Master of Science in Computer Science (MSCS)


Computer Science

Document Type



Extracting and interpreting the information contained in large sets of time-varying three dimensional positional data for the constituent atoms of simulated material system is a challenging task. This thesis work reports our initial implementation of a web-based visualization system and its use-case study. The system allows the users to perform the desired visualization task on a web browser for the position-time series data extracted from the local or remote hosts. It involves a pre-processing step for data reduction, which involves skipping uninteresting parts of the data uniformly (at full atomic configuration level) or non-uniformly (at atomic species level or individual atom level). Atomic configuration at a given time step (snapshot) is rendered using the ball-stick representation and can be animated by rendering successive configurations. The entire atomic dynamics can be captured as the trajectories by rendering the atomic positions at all time steps together as points. The trajectories can be manipulated at both species and atomic levels so that we can focus on one or more trajectories of interest. They can be color-coded according to the additional information including the time elapsed and the distance traveled. The instantaneous atomic structure and the complete trajectories can be superimposed to help assess the 3D geometries and extents of the selected trajectories. The implementation was done using WebGL and Three.js for graphical rendering, HTML5 and Javascript for GUI, and Elasticsearch and JSON for data storage and retrieval within the Grails Framework. We have demonstrated the usefulness of our visualization system by analyzing the simulated position-time series for proton-bearing forsterite (Mg2SiO4) system – an abundant mineral of Earths upper mantle. Visualization reveals that protons (hydrogen ions) incorporated as interstitials are much more mobile than protons substituting the host Mg and Si cation sites. The proton diffusion appears to be anisotropic with high mobility along the x-direction, showing limited discrete jumps in other two directions. Our work at the present represents a simplistic (direct) web-based rendering of large atomic data sets. While the atomic structure can be animated at an interactive rate, the trajectory processing is slow, taking several minutes. We anticipate to further improve the system and use it in gaining useful structural and dynamical information from more materials simulation data.

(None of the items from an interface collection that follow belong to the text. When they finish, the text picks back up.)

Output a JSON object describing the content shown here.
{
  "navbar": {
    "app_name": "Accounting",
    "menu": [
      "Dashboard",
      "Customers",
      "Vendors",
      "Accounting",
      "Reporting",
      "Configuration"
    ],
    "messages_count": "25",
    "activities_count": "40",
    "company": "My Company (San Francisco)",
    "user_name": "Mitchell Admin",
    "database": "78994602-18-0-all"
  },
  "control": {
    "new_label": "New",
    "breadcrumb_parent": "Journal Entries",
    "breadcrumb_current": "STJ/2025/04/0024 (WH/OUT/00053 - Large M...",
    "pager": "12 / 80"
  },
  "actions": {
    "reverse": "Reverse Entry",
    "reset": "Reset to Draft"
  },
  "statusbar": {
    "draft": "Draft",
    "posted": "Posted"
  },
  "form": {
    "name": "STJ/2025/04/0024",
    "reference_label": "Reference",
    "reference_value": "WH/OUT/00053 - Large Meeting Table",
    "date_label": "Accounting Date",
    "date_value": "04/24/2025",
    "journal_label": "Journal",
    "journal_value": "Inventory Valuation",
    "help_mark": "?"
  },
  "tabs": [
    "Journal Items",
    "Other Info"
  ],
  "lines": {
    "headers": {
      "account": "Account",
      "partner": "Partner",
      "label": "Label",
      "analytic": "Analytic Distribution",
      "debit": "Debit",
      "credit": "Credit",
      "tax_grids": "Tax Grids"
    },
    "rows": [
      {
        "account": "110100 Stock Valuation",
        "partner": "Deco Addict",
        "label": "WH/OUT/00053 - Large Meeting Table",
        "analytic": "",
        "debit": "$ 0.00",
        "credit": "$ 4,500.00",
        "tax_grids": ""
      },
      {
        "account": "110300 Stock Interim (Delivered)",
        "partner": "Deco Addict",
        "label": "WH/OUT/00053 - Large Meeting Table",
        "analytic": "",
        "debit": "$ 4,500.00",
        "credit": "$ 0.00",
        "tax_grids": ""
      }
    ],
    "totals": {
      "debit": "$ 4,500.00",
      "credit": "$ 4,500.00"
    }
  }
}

Document Availability at the Time of Submission

Release the entire work immediately for access worldwide.

Committee Chair

Karki, B., Bijaya